> **Task goal**:
All the lines below need to be output exactly, apart from any images.

• • • • • • •

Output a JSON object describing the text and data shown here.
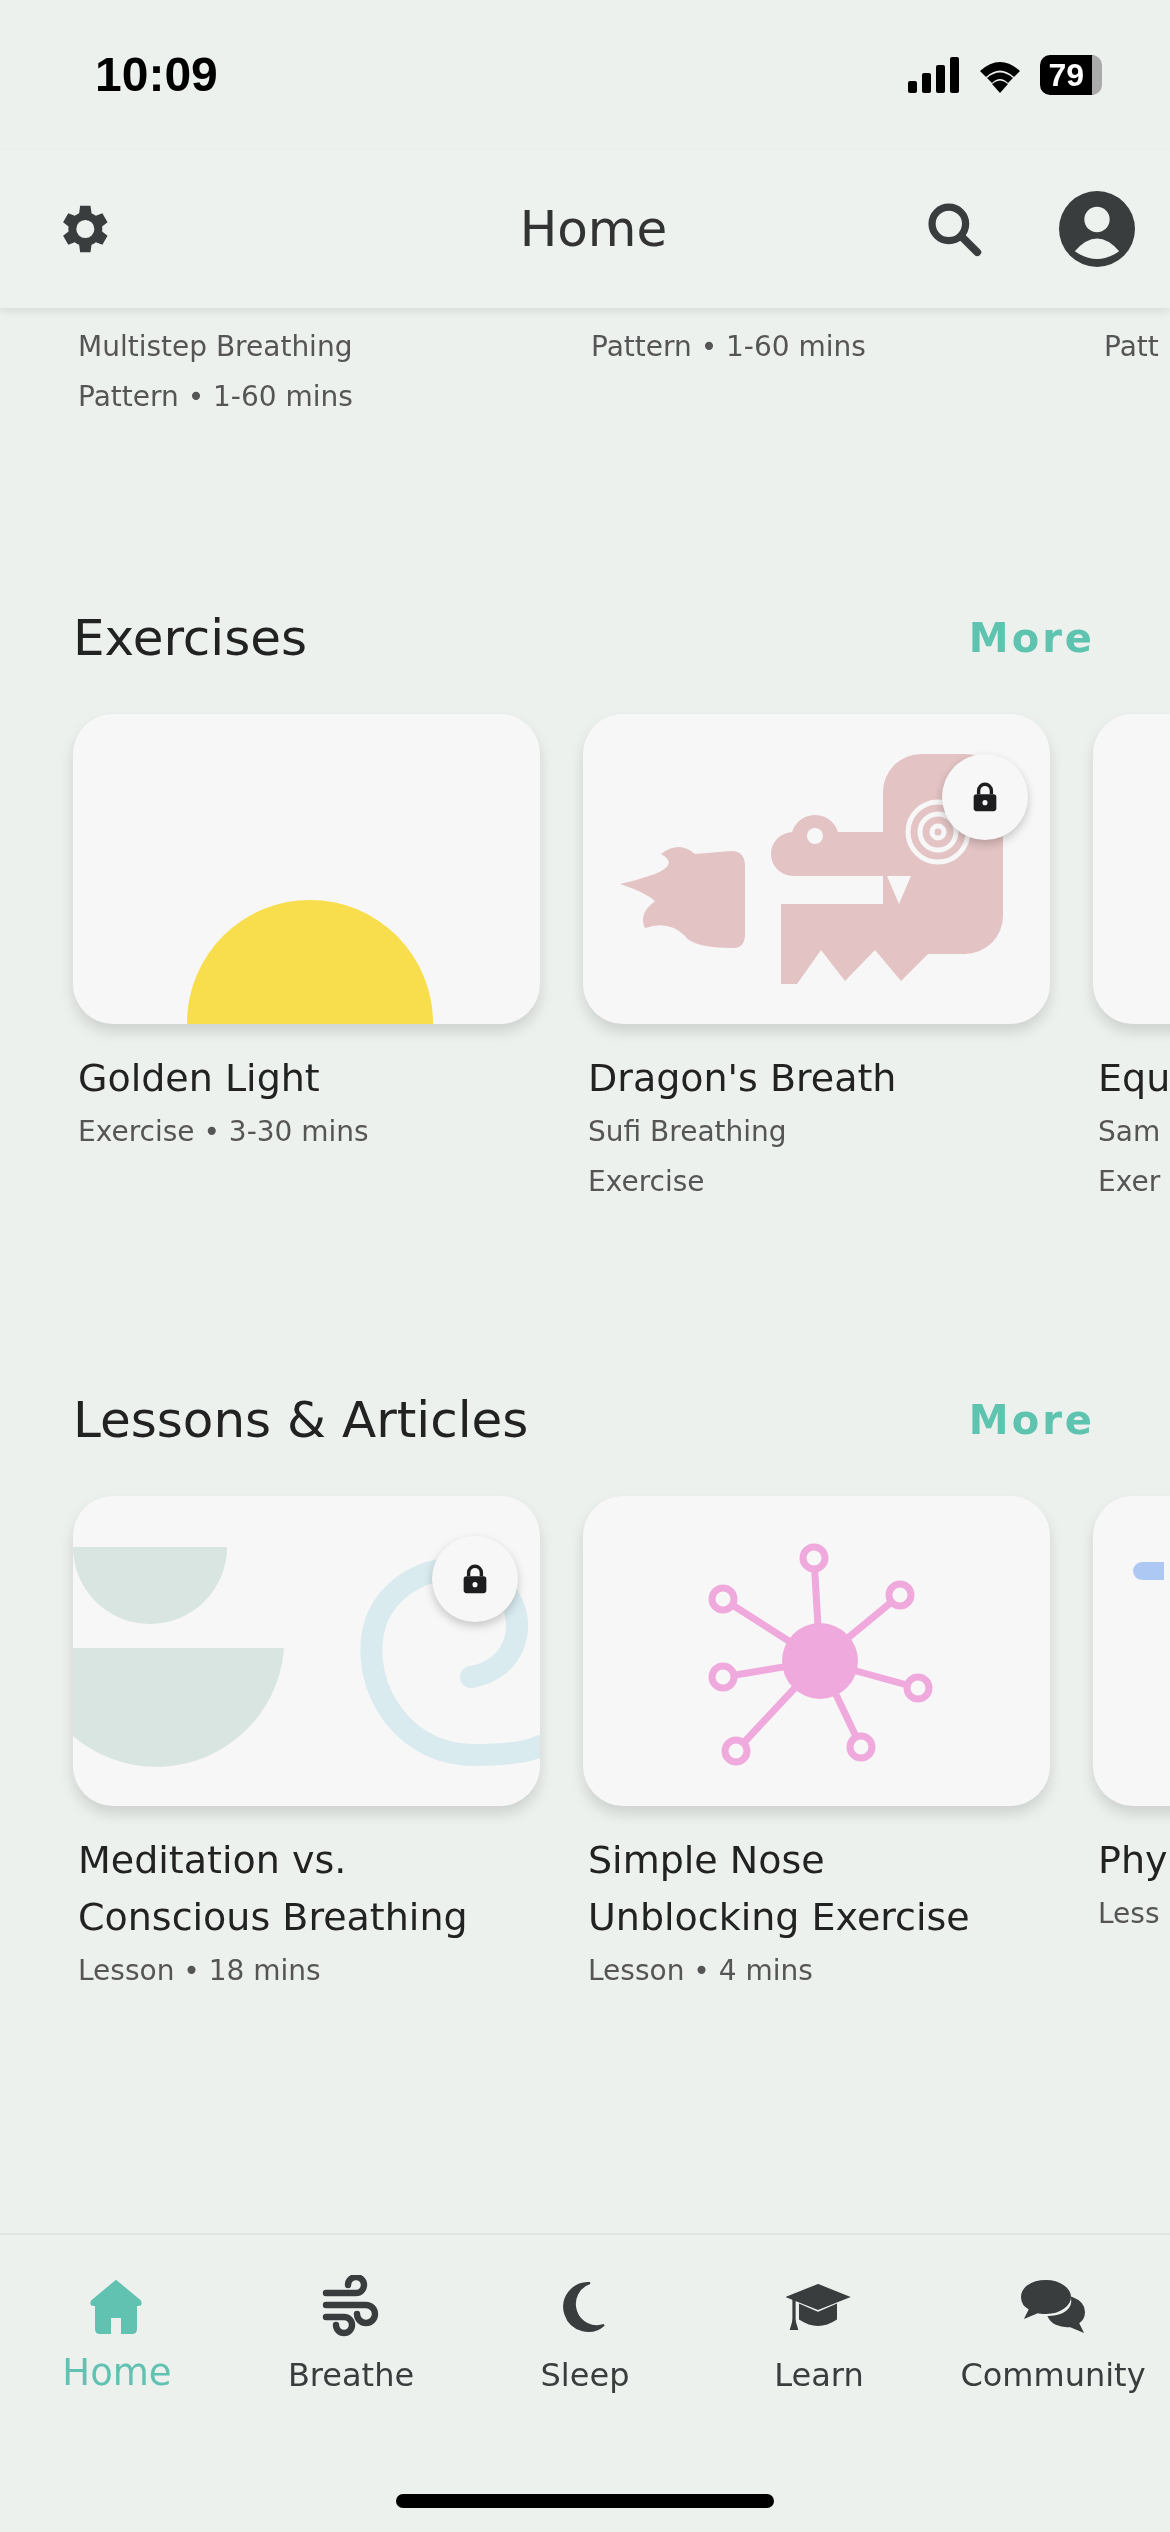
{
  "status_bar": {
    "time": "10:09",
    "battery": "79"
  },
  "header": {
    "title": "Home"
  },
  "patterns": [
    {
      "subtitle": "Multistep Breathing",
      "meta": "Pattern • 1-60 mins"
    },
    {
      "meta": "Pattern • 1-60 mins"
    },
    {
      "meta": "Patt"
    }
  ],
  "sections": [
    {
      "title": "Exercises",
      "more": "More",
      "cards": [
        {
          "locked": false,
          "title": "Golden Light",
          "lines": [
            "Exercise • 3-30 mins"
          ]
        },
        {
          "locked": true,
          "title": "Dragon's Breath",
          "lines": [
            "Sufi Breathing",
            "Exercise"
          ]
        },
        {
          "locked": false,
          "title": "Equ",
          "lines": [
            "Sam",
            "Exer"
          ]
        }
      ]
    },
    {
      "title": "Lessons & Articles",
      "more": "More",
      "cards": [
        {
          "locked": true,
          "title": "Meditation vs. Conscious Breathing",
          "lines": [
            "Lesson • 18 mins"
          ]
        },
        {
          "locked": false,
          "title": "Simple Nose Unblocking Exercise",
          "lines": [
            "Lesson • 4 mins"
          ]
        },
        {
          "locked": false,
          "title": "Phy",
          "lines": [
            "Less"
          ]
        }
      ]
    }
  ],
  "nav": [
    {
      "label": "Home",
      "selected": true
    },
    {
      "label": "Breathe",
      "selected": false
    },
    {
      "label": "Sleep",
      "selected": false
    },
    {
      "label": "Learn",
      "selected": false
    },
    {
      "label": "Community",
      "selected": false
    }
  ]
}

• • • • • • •

> **Result for this task**:
Output a JSON object describing the text and data shown here.
{
  "status_bar": {
    "time": "10:09",
    "battery": "79"
  },
  "header": {
    "title": "Home"
  },
  "patterns": [
    {
      "subtitle": "Multistep Breathing",
      "meta": "Pattern • 1-60 mins"
    },
    {
      "meta": "Pattern • 1-60 mins"
    },
    {
      "meta": "Patt"
    }
  ],
  "sections": [
    {
      "title": "Exercises",
      "more": "More",
      "cards": [
        {
          "locked": false,
          "title": "Golden Light",
          "lines": [
            "Exercise • 3-30 mins"
          ]
        },
        {
          "locked": true,
          "title": "Dragon's Breath",
          "lines": [
            "Sufi Breathing",
            "Exercise"
          ]
        },
        {
          "locked": false,
          "title": "Equ",
          "lines": [
            "Sam",
            "Exer"
          ]
        }
      ]
    },
    {
      "title": "Lessons & Articles",
      "more": "More",
      "cards": [
        {
          "locked": true,
          "title": "Meditation vs. Conscious Breathing",
          "lines": [
            "Lesson • 18 mins"
          ]
        },
        {
          "locked": false,
          "title": "Simple Nose Unblocking Exercise",
          "lines": [
            "Lesson • 4 mins"
          ]
        },
        {
          "locked": false,
          "title": "Phy",
          "lines": [
            "Less"
          ]
        }
      ]
    }
  ],
  "nav": [
    {
      "label": "Home",
      "selected": true
    },
    {
      "label": "Breathe",
      "selected": false
    },
    {
      "label": "Sleep",
      "selected": false
    },
    {
      "label": "Learn",
      "selected": false
    },
    {
      "label": "Community",
      "selected": false
    }
  ]
}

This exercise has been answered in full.